Souza victory unites Somerset Select Board
All 3 members in sync on Brayton Point
KATHY SOUZA, a candidate for Select Board in Somerset, was asked at a recent debate how she would heal the division in town over a scrap metal export operation at Brayton Point, where a coal-fired power plant was torn down to make way for offshore wind development that has yet to arrive.
Souza replied that she didn’t think the town was divided, citing the landslide victory of Allen Smith, an opponent of the scrap metal operation, for Select Board in April. On Monday night, Souza put an exclamation point on that statement by winning her own special election for the Select Board, giving opponents of the scrap metal operation control of all three seats.
Souza’s election marks a remarkable grassroots victory for a group of residents who felt they were promised offshore wind development at the 308-acre Brayton Point property and instead got a noisy, dirty business that hauled scrap metal in from the surrounding area and shipped it to Turkey. The group, going by the name Save Our Bay – Brayton Point, has now taken political control of the town and is trying to convince the Baker administration to lend a hand.

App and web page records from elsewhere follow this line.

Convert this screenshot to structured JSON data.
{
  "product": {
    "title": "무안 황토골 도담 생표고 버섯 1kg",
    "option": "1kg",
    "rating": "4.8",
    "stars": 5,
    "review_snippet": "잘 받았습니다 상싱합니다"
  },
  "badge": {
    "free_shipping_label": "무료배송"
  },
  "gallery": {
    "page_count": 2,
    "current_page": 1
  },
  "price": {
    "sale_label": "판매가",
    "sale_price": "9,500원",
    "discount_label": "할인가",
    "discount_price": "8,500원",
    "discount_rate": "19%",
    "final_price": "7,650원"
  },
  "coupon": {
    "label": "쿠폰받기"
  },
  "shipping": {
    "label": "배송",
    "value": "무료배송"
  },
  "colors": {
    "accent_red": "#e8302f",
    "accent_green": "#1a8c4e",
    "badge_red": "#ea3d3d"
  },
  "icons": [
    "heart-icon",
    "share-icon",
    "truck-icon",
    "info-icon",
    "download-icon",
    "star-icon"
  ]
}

Souza’s victory margin wasn’t as great as Smith’s. Smith won 69-29 percent, while Souza defeated Melissa Terra by a margin of 57-43. Souza and Terra had matching vote totals in precinct one, Terra won precinct two by 10 votes, and Souza won precincts three, four, and five. She racked up her biggest margin (346-119) in precinct five, which is closest to Brayton Point.
But now the Select Board is united and preparing a letter to Gov. Charlie Baker asking him and the Department of Conservation and Recreation to step in and resolve the dispute at Brayton Point. Commercial Development Inc., the owner of Brayton Point, wants to lease additional land at the property to other businesses, but has been blocked by the town so far. The issue is tied up in court.
The state Department of Conservation and Recreation recently acknowledged it owns the deep-water pier at Brayton Point and 12.5 acres of adjacent land. The land had been leased to the previous owners of the coal-fired power plant, but the terms of the lease suggest that once the power plant was torn down the lease was void.
Souza and the other two members of the Select Board say the state, as the landlord, should get involved and straighten the mess out. “It’s their land,” Souza said after her victory Monday. “Why should the town be spending money fighting in court when it’s the state’s land.”Souza said she is eager to help her colleagues complete the letter to Baker, possibly as early as this week, and then push for the state to help the community get back on track. The Trump administration put offshore wind on hold for several years as it sorted our regulatory issues, but the Biden administration has reversed course and is looking to expand the offshore wind industry quickly. Even so, it could be five years before any benefits could start flowing to Brayton Point.
“We can’t wait five years,” Souza said. “The state needs to come in and help us now.”